Should audiences applaud celebrities at the beginning of a show?
I was struck recently at the response at two different plays, when a handful of people started to applaud David Schwimmer (in “Detroit” at Playwrights Horizons) and Jake Gyllenhaal (in “If There Is I Haven’t Found It Yet” at Laura Pels Theater), when they first appeared on stage. Both are in ensemble productions, and the tentative applause died out quickly, as if killed by the glare of the rest of the audience.
So should audiences clap their hands for performers before they’ve done anything?
“Count me as a NO,” replied New York Times critic Jason Zinoman (@zinoman). “Always makes me think of The Fonz.”
“Yes briefly,” said educator Donalda A. McCarthy (@MissDonni). “It’s a sign of encouragement,” added improv artist Amelia B. (@Mealz1042). “I think an audience-actor rapport is important for a show’s energy.”
“No,” answered Goodman Theater artistic director Robert Falls (@RobertFalls201), “but it’s human nature. We’ve always been a celebrity culture.”
Actress “T” (@tambobambo): Brilliant actors who are celebrities, yes I guess? I’d applaud Kevin Spacey but not Paris Hilton
“Aspiring song and dance woman” Noelle Martone (@NoelleMartone17): Only the ones with talent 😉
Staci Vanderwiel (@swaxie): I feel like it’s disrespectful not to, but I find the applause very distracting.
Actor Andy Massingham (@andymassingham): Puts the play on pause. Good or bad,that feeling is always palpable. I’ve seen it work and sat through the AGONY of it not working
“Gay male atheist” Karen Wilson (@akakarenwilson): Depends on the piece. A good director will make sure the audience knows whether or not to applaud.
Theatermaker Ian Hill (@GeminiCollision): A book on their Hamlet says that actor Richard Burton and director John Gielgud tried unsuccessfully to avoid opening applause.
Director Kevin Laibson (@kevinlaibson): It messes up the rhythm of the show, and other actors can’t like it much
“HK” (@uglyfloralblaus): I don’t want to be pulled out of the play. I’d rather show my respect at the end.
Actor Michael Pereira @AllAboutMichael Depends if they have a history of being brilliant or not
Steven Van Zile (@StevenVanZile): Yes. Gets it off everybody’s minds and writers can work it in.
Miles Lott (@mlottjr) Does the opening applause come from genuine excitement and appreciation or is it becoming obligatory, like standing ovations?
Performing and reviewing duo Andrew Andrew (@AndrewAndrew): Just like “ovation inflation” it seems people think opening applause compulsory. Why clap for a sofa on a set?
The Globe and Mail of Canada has published two articles one pro to entrance applause, one con
A star enters, we clap. What’s the problem? by J. Kelly Nestruck
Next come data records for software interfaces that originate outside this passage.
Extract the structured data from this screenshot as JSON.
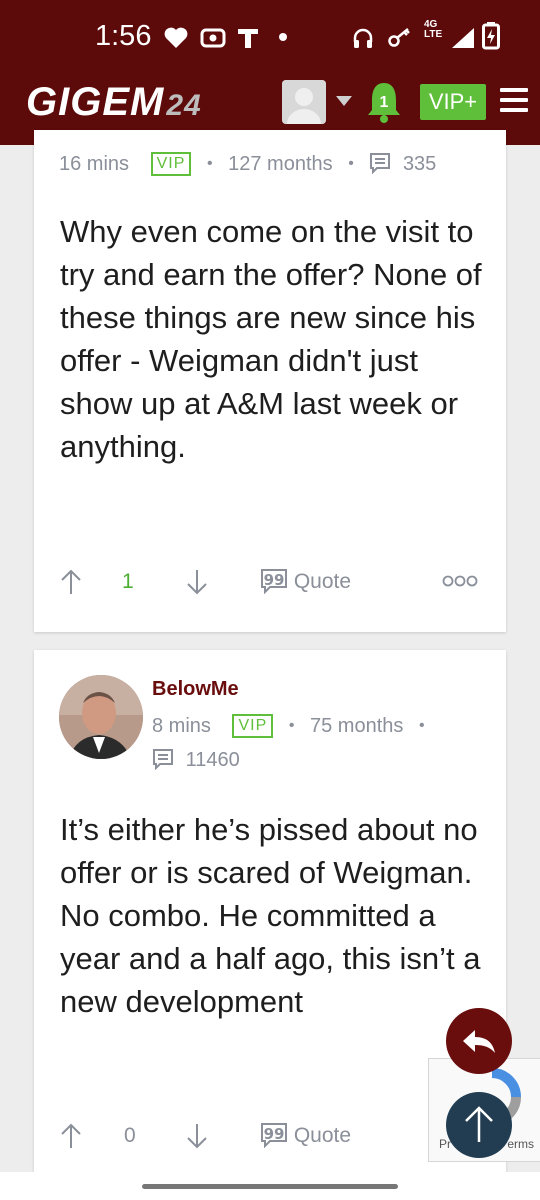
{
  "status_bar": {
    "time": "1:56",
    "network": "4G LTE",
    "icons": [
      "heart-icon",
      "radio-icon",
      "t-mobile-icon",
      "dot-icon",
      "headphones-icon",
      "key-icon",
      "signal-icon",
      "battery-charging-icon"
    ]
  },
  "header": {
    "logo_text": "GIGEM",
    "logo_number": "24",
    "notification_count": "1",
    "vip_button": "VIP+",
    "colors": {
      "header_bg": "#5c0a0a",
      "vip_green": "#5fbf3a"
    }
  },
  "posts": [
    {
      "time": "16 mins",
      "badge": "VIP",
      "tenure": "127 months",
      "post_count": "335",
      "text": "Why even come on the visit to try and earn the offer? None of these things are new since his offer - Weigman didn't just show up at A&M last week or anything.",
      "votes": "1",
      "quote_label": "Quote"
    },
    {
      "username": "BelowMe",
      "time": "8 mins",
      "badge": "VIP",
      "tenure": "75 months",
      "post_count": "11460",
      "text": "It’s either he’s pissed about no offer or is scared of Weigman. No combo. He committed a year and a half ago, this isn’t a new development",
      "votes": "0",
      "quote_label": "Quote"
    }
  ],
  "recaptcha": {
    "text_left": "Pr",
    "text_right": "erms"
  }
}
When a famous performer – whether lowbrow like Alan Thicke or highbrow like Christopher Plummer – walks on stage, the waking dreamworld is broken for a moment whether you want to admit it or not. Entrance applause seems to me a natural acknowledgment of that rupture, especially since so many of us really go to the theatre for two reasons: to see a particular actor and to see the show they’re in.
Hold your applause unti an actor deserves it by Kate Taylor
I object to entrance applause because it is a nasty manifestation of a celebrity-obsessed culture that, tautologically, takes an actor’s fame as a measure of his achievement rather than judging his current performance. It is kind of a consumer issue: